This is another amazing book by an amazing author. Jack Donovan doesn't pull his punches whatsoever, he articulates everything extremely well and yet keeps it all very interesting as well as inspiring. You need to buy all his books especially if you have a son that is creeping into adulthood
This book goes beyond the typical male empowerment books you may find. It helps reminds us what evolution has crafted and what our biology knows ( even if we are in some state of denial). It isn't a gentle read, and that is exactly why you should.
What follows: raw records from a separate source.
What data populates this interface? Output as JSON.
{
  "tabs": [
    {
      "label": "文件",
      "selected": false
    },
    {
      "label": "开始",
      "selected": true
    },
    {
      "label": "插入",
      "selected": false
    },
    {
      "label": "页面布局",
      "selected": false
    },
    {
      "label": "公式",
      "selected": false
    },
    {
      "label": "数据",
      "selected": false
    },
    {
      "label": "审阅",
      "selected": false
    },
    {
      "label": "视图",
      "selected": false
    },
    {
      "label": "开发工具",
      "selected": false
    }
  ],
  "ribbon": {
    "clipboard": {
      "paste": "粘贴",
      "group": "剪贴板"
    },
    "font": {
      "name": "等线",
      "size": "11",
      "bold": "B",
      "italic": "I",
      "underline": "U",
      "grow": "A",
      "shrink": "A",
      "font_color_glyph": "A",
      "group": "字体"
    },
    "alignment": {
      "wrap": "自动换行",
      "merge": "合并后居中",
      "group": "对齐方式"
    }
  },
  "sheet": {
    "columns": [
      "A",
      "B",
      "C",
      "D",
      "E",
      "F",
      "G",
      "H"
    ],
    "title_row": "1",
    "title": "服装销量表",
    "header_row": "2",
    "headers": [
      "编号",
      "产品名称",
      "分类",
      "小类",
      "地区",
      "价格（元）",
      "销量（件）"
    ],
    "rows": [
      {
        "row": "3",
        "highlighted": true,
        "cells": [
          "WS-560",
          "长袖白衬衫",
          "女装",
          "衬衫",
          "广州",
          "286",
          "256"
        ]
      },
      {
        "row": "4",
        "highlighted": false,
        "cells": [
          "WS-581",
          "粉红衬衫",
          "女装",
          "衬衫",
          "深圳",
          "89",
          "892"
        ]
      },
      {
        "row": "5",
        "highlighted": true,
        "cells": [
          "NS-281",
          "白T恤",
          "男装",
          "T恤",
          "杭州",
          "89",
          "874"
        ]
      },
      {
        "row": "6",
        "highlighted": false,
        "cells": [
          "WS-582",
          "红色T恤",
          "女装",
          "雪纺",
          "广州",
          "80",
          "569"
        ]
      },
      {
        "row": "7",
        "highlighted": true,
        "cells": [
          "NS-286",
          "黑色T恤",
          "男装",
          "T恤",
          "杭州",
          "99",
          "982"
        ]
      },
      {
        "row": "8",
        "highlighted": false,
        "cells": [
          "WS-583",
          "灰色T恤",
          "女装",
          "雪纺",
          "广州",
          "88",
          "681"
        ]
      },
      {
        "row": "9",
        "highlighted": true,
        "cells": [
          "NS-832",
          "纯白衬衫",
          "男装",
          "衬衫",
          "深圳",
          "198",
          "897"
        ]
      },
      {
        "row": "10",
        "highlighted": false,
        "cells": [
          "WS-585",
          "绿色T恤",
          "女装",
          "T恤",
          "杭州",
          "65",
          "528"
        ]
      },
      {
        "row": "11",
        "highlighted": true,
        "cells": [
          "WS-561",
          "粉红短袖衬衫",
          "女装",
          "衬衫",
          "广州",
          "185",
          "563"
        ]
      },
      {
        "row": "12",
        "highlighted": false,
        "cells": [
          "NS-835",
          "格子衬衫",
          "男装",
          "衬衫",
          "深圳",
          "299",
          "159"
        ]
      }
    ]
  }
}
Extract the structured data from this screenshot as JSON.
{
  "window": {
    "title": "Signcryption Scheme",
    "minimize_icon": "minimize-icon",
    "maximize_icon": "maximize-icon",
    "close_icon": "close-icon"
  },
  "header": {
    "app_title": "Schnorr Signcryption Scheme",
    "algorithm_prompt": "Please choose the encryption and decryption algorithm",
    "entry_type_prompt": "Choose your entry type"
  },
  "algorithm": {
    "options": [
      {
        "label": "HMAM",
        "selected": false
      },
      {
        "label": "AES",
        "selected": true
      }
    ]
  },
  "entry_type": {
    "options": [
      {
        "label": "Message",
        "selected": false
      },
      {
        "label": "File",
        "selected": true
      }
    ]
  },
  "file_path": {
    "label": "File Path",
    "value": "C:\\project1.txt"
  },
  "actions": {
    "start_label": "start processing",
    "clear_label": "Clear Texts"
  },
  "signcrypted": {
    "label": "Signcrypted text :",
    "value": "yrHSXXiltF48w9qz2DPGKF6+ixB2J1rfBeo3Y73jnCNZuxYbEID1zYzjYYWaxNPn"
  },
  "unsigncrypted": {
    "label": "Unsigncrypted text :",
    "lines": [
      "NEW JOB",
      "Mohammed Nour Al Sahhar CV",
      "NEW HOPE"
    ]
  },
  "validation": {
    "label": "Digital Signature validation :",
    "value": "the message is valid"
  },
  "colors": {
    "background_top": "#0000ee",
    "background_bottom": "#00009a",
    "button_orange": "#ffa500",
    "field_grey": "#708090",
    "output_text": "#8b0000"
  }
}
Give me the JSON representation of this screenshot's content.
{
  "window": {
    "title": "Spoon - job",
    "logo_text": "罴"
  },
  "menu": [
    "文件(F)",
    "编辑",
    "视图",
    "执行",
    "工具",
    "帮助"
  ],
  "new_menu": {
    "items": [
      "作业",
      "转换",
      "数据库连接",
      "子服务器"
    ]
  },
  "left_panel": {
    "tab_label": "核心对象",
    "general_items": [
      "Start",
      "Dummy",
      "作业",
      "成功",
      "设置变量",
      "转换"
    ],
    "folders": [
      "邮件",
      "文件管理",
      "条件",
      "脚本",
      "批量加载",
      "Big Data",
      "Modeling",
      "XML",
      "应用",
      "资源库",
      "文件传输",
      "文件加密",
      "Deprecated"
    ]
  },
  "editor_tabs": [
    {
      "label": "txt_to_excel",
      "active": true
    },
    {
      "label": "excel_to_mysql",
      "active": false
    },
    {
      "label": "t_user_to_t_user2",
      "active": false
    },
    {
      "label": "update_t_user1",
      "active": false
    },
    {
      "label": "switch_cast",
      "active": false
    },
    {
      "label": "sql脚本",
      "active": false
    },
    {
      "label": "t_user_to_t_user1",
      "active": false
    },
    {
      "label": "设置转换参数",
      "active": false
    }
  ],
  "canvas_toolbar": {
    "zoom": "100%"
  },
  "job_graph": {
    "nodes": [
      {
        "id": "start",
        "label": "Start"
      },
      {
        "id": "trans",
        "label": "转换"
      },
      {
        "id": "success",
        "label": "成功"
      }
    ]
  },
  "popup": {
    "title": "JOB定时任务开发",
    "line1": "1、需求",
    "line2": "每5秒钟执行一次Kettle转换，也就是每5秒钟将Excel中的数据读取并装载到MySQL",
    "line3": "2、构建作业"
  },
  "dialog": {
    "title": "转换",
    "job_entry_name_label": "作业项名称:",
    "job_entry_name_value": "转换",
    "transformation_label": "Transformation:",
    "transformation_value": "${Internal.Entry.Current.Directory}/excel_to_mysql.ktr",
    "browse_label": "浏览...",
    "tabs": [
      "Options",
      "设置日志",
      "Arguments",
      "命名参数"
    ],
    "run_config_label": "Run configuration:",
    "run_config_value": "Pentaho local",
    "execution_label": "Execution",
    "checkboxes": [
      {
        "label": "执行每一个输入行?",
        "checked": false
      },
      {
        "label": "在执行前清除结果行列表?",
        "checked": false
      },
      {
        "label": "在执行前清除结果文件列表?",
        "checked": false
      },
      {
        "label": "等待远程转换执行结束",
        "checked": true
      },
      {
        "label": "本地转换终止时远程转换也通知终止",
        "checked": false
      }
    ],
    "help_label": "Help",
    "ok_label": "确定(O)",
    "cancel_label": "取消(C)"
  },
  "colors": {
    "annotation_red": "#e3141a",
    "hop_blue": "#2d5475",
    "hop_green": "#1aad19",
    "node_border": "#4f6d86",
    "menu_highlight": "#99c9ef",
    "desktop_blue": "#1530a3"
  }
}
Interesting and thought provoking. Ive since read a few more of Mr. Donovans books. I agree with a lot of his thinking, though not all of it. And Unfortunately, I'm a bit too much of a fat, broken old marshmallow to be and Alpha dog. But I've supported the "Tribe" concept have my own tribe, and have been part of modern neo-tribalism for over 30 years. Read his books with an open mind. There is a lot of wisdom here. Cherry pick if you must, but do so for the right reasons. be pragmatic about it, and don't do it out of "Ideological purity" for Jah sake. Look up the rest of his cannon.